Peninsular and Oriental Steam Navigation Co
45270 grt
BP Length
740 feet
102 feet
No. of Screws
Speed (approx)
27.5 knots
Turbo-Electric 68,000 S.H.P.
Official No.

Launched on an overcast, wet and blustery day, Canberra left the slipway at Harland and Wolff's Belfast shipyard on 17th March 1958, with the cheers of shipyard workers ringing in her ears and Dame Pattie Menzies, her sponsor beaming with pride - and the knowledge that this magnificent ship would soon be making her way to the sunshine - and her own homeland of Australia. At a cost of £17 million, she was P&O's most expensive ship to date, and the most technically advanced ship of her age
Canberra: 45,733 grt; 819 x 103; Harland & Wolff, Belfast, 1961; Australia service; 596 First class, 1,616 Tourist class passengers;
At 45000 gross tons, the Canberra, delivered in 1961, was the largest passenger liner to be built in the UK since the Queen Elizabeth. She adopted a new turbo-electric propulsion system with distinctive twin funnels. To reduce topside weight, her superstructure was made from 1000 tons of aluminium which also improved stability and permitted a greater volume of public rooms to be available 'up top'.  
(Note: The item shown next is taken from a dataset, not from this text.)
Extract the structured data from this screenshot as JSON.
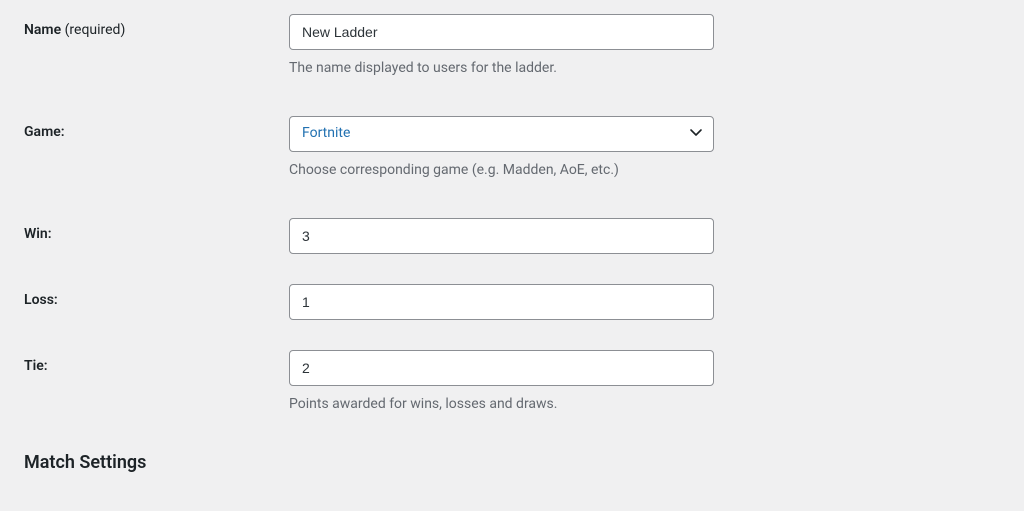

The Canberra sailed to her place of final demolition under her own steam. She arrived off Karachi on October 28th. The scrappers had decided to beach the ship and then cut her up as she lay. On October 31st, the Canberra beached herself at almost full speed, and the actual breaking up could soon commence.  Things did not go quite as planned, though. The scrappers had expected to cut the ship up in a matter of three months, but it would take them well over a full year. Nevertheless, the Canberra was finally completely gone by the end of 1998. All that is left now, are the memories of The Great White Whale.